Drones in Mining

drones in miningDrones in Mining: The Future of the Mining Industry?

The future is here, and the drones are driving.

In Australia, hundreds of driverless trucks haul iron ore from mines. At the same time, company headquarters use touch screens to monitor operations worldwide.

Drones are capable of exploring areas no human could safely reach. They come equipped with scanning and analysis technology, lower costs, and robotic accuracy. And they are transforming the mining industry.

In many cases, using drones keeps employees safer, by saving them from dangerous and sometimes mind-numbing tasks. By assigning monotonous work to robotic drones, companies can use their personnel resources for more important projects.


In Canada, many companies use drones or robotized drilling rigs to blast ore free. Human workers are responsible for planning the dig, and loading instructions to the drilling rig. An operator stands by to make sure nothing goes wrong, but the drilling is all automated.

Long-hole drills take the place of rote work, drilling rod-to-rod without the need for human involvement. It saves an operator the dull business of loading a new rod over and over, with little break in their schedule.

Cleanup Operations

One of the earliest forays of automated robots into the mining industry was to help clean up the highly-irradiated Three Mile Island. To keep people away from the high levels of radiation, recovery teams sent in robots equipped with video feeds and the ability to bring back valuable information in the form of core samples. Other robots handled cleaning, tearing apart walls and scrubbing debris.

Shotcrete Sprayers

Not yet completely automated, shotcrete sprayers spray their reinforcing concrete without human interaction. A human operator is still needed to get the spray boom into mines, but from there, the sprayer works automatically to ensure an even coating on the mine walls. Where there are human limitations in terms of working angles and tough-to-reach spots, robotic sprayers have much greater flexibility.


Driverless trucks take a boring job and automate it. Your average haul truck driver might work 12 hour days driving back and forth, and as they tire and get bored, they become more likely to be involved in an accident. Robots stay alert all day long, which can save lives.

So far, only a tiny fraction of hauling trucks worldwide are drone-operated, and Canadian and American mines have yet to try out driverless trucks.

One hesitation is due to the cost, as a new automated hauler is 3 to 5 million dollars to purchase. When the alternative is employees who have relatively cheap wages, the switch is hard to make. But in certain countries, like Australia, driverless trucks are replacing their human-driven counterparts quickly. Australian Rio Tinto’s driverless trucks have already moved 140 million tonnes of material.
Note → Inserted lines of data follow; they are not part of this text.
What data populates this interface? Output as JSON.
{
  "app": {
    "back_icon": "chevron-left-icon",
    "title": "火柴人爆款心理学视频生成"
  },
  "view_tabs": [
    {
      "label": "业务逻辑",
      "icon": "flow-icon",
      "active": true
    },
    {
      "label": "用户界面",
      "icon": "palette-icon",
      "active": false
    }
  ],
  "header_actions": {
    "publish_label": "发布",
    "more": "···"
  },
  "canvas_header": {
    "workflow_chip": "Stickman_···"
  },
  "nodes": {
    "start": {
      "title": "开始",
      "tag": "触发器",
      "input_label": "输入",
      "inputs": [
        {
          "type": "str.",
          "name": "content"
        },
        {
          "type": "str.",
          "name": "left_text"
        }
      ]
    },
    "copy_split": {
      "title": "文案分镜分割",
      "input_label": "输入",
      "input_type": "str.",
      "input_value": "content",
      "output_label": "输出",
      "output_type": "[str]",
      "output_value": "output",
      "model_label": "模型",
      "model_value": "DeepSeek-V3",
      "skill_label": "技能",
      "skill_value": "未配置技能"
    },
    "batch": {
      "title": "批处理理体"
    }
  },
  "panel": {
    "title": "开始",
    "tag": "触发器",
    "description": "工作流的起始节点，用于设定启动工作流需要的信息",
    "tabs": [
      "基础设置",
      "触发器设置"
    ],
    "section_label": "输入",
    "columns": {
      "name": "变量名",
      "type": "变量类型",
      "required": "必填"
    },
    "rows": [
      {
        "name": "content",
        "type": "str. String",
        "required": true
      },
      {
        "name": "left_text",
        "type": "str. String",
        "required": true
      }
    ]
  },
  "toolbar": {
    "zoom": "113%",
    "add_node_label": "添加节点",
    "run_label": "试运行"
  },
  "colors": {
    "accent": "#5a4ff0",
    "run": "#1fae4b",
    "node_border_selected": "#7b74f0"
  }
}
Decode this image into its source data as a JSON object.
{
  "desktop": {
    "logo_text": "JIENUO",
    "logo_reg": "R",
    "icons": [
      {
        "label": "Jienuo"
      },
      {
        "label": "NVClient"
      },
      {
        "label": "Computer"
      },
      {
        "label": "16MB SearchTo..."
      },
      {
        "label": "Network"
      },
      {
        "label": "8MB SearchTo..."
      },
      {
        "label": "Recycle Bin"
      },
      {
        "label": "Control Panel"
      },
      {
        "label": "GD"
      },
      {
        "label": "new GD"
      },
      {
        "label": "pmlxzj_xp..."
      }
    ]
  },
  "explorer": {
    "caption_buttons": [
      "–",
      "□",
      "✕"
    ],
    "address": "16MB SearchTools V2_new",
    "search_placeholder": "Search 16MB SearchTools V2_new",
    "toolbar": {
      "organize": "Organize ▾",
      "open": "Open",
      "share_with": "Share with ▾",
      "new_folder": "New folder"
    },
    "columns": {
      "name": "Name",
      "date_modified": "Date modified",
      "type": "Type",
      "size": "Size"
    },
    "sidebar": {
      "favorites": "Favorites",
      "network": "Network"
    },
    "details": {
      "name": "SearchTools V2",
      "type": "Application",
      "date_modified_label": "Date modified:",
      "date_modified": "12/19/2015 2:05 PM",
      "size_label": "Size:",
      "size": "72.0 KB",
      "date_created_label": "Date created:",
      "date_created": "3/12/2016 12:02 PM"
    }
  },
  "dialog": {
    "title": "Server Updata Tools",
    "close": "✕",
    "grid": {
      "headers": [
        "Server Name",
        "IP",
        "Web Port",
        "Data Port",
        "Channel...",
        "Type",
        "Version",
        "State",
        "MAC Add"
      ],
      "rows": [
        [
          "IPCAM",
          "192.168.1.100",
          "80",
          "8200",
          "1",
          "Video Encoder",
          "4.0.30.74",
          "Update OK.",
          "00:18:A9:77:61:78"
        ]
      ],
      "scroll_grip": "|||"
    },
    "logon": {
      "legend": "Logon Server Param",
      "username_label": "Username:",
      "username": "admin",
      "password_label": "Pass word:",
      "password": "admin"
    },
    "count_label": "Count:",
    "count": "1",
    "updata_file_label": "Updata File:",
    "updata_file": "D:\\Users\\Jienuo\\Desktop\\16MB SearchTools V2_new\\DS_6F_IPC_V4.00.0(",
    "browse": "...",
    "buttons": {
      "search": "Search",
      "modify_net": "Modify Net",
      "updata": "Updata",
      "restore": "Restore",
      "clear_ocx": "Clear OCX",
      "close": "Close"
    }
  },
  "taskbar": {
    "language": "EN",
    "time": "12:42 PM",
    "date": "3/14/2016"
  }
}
An obvious use for mining drones is in surveying; using lightweight unmanned aircraft to get the most out of land.

One reason drones are used in surveying is because they’re about 90% less expensive than using a manned helicopter. Another reason is their ability to map a variety of terrain by flying close to the ground and gathering more data than workers in helicopters are able to. Additionally, drones are capable of surveying even in cloudy conditions so no time is wasted waiting for particular weather conditions.